Early on a recent spring morning, physics professor Tiku Majumder asked more than 70 Mount Greylock Regional High School students gathered in Wege Auditorium to consider a different view of science.
“It’s easy for everyone to see that writing a novel or a piece of music is creative,” he told them. “What we want to emphasize today is that ultimately, after the foundation has been laid and the language of science learned, science is just as creative.”
So began the first-ever ScienceBlast, a day-long program that brings high school students to campus to meet student and faculty scientists and gain exposure to college-level research and facilities. The goal was to encourage local high schoolers to think about science as a career.

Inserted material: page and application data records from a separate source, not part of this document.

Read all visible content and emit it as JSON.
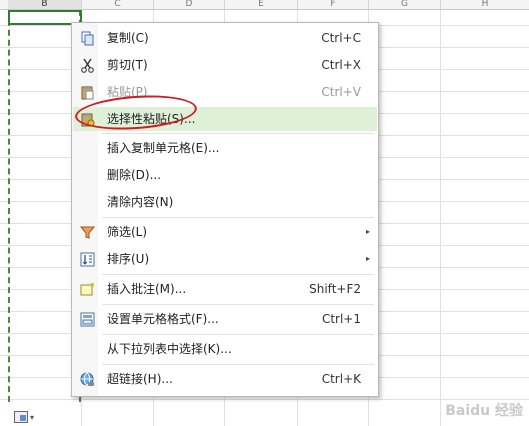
{
  "columns": [
    "B",
    "C",
    "D",
    "E",
    "F",
    "G",
    "H"
  ],
  "paste_options_arrow": "▾",
  "menu": {
    "items": [
      {
        "label": "复制(C)",
        "shortcut": "Ctrl+C",
        "icon": "copy-icon"
      },
      {
        "label": "剪切(T)",
        "shortcut": "Ctrl+X",
        "icon": "scissors-icon"
      },
      {
        "label": "粘贴(P)",
        "shortcut": "Ctrl+V",
        "icon": "paste-icon",
        "disabled": true
      },
      {
        "label": "选择性粘贴(S)...",
        "shortcut": "",
        "icon": "paste-special-icon",
        "highlighted": true
      },
      {
        "label": "插入复制单元格(E)...",
        "shortcut": ""
      },
      {
        "label": "删除(D)...",
        "shortcut": ""
      },
      {
        "label": "清除内容(N)",
        "shortcut": ""
      },
      {
        "label": "筛选(L)",
        "submenu": true,
        "icon": "filter-icon"
      },
      {
        "label": "排序(U)",
        "submenu": true,
        "icon": "sort-icon"
      },
      {
        "label": "插入批注(M)...",
        "shortcut": "Shift+F2",
        "icon": "comment-icon"
      },
      {
        "label": "设置单元格格式(F)...",
        "shortcut": "Ctrl+1",
        "icon": "format-cells-icon"
      },
      {
        "label": "从下拉列表中选择(K)...",
        "shortcut": ""
      },
      {
        "label": "超链接(H)...",
        "shortcut": "Ctrl+K",
        "icon": "hyperlink-icon"
      }
    ],
    "submenu_arrow": "▸"
  },
  "watermark": "Baidu 经验",
  "colors": {
    "highlight": "#dff0d8",
    "annotation_circle": "#cc1f1f",
    "selection_border": "#2e7d32"
  }
}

Majumder’s message resonated with high school junior Sophie Gerry, who always thought she would study visual arts in college. “ScienceBlast confirmed that I should to stay open to any subject that catches my attention,” she said.

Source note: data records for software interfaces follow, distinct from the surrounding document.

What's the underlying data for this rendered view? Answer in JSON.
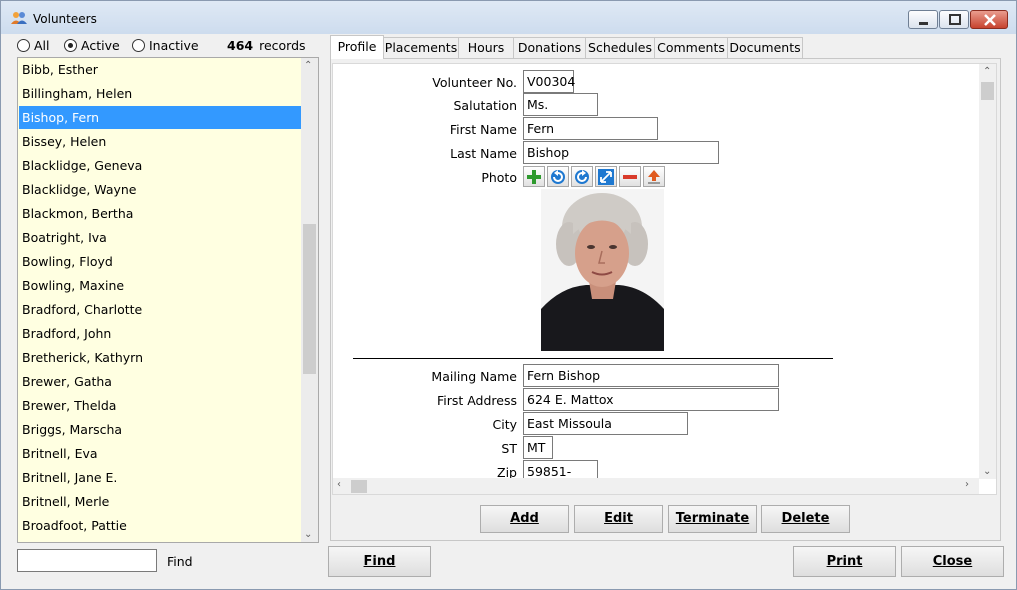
{
  "window": {
    "title": "Volunteers"
  },
  "filter": {
    "options": [
      {
        "label": "All",
        "selected": false
      },
      {
        "label": "Active",
        "selected": true
      },
      {
        "label": "Inactive",
        "selected": false
      }
    ],
    "record_count": "464",
    "record_label": "records"
  },
  "list": {
    "items": [
      "Bibb, Esther",
      "Billingham, Helen",
      "Bishop, Fern",
      "Bissey, Helen",
      "Blacklidge, Geneva",
      "Blacklidge, Wayne",
      "Blackmon, Bertha",
      "Boatright, Iva",
      "Bowling, Floyd",
      "Bowling, Maxine",
      "Bradford, Charlotte",
      "Bradford, John",
      "Bretherick, Kathyrn",
      "Brewer, Gatha",
      "Brewer, Thelda",
      "Briggs, Marscha",
      "Britnell, Eva",
      "Britnell, Jane E.",
      "Britnell, Merle",
      "Broadfoot, Pattie"
    ],
    "selected_index": 2
  },
  "find": {
    "value": "",
    "label": "Find"
  },
  "tabs": [
    "Profile",
    "Placements",
    "Hours",
    "Donations",
    "Schedules",
    "Comments",
    "Documents"
  ],
  "active_tab": "Profile",
  "form": {
    "volunteer_no": {
      "label": "Volunteer No.",
      "value": "V00304"
    },
    "salutation": {
      "label": "Salutation",
      "value": "Ms."
    },
    "first_name": {
      "label": "First Name",
      "value": "Fern"
    },
    "last_name": {
      "label": "Last Name",
      "value": "Bishop"
    },
    "photo": {
      "label": "Photo",
      "tools": [
        "add-icon",
        "rotate-left-icon",
        "rotate-right-icon",
        "resize-icon",
        "remove-icon",
        "upload-icon"
      ]
    },
    "mailing_name": {
      "label": "Mailing Name",
      "value": "Fern Bishop"
    },
    "first_address": {
      "label": "First Address",
      "value": "624 E. Mattox"
    },
    "city": {
      "label": "City",
      "value": "East Missoula"
    },
    "st": {
      "label": "ST",
      "value": "MT"
    },
    "zip": {
      "label": "Zip",
      "value": "59851-"
    }
  },
  "actions": {
    "add": "Add",
    "edit": "Edit",
    "terminate": "Terminate",
    "delete": "Delete"
  },
  "footer": {
    "find": "Find",
    "print": "Print",
    "close": "Close"
  }
}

Throughout the day Williams faculty from astronomy, biology, chemistry, geoscience, neuroscience, physics, and psychology led a variety of workshops. Each was designed to be hands-on and expand upon the science students are learning in high school. “Ground-breaking science research is not done by reading a textbook,” says assistant professor of biology Matt Carter. “It’s done by working in a lab, experimenting, and trying new things.”

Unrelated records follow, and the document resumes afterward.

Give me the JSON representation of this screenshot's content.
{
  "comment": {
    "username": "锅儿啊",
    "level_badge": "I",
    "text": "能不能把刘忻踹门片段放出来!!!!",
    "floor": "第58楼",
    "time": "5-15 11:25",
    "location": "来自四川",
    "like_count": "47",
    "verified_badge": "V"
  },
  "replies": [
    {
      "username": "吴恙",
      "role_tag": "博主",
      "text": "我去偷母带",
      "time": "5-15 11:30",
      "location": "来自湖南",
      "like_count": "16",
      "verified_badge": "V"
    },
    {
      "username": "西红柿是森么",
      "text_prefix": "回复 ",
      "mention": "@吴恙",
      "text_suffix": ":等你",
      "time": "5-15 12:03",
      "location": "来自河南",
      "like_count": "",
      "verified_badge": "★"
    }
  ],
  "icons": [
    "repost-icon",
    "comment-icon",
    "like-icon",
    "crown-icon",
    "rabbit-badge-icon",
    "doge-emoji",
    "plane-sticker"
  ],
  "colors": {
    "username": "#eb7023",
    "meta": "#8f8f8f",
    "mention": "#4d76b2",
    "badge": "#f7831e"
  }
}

Carter co-taught a workshop called “The Biology and Chemistry of Taste” with chemistry professor Jay Thoman ’82. They explored how the tongue senses and perceives taste on both a biological and a chemical level. “We had some fun with ‘gastronomical illusions,’ in which we fooled our brains into thinking they were tasting something different from what was actually on the tongue,” Carter says.
Each student participated in two workshops and attended a panel with current Williams science majors. “The panel highlighted the various pathways towards studying science in college,” says geoscience major Jeffrey Rubel ’17, who helped organize the event. “Each Williams student on the panel studies a difference branch of science and talked about his or her unique journey in science.”
Rubel says he hoped students came away with two things: an understanding of the hard work and perseverance that goes into science, and “how much fun science is,” he says. “I hope our passion for it was infectious.”
According to Gerry—who took “The Science of Musical Sound” and “Tiny Fossils, Big Microscopes, and the Evolution of Life on Earth”—the Williams students’ passion and the professors’ insights into their fields were absolutely infectious: “Their enthusiasm for science definitely reopened my eyes to the field. I hope to get more involved with it in college.”
Watch a video about ScienceBlast.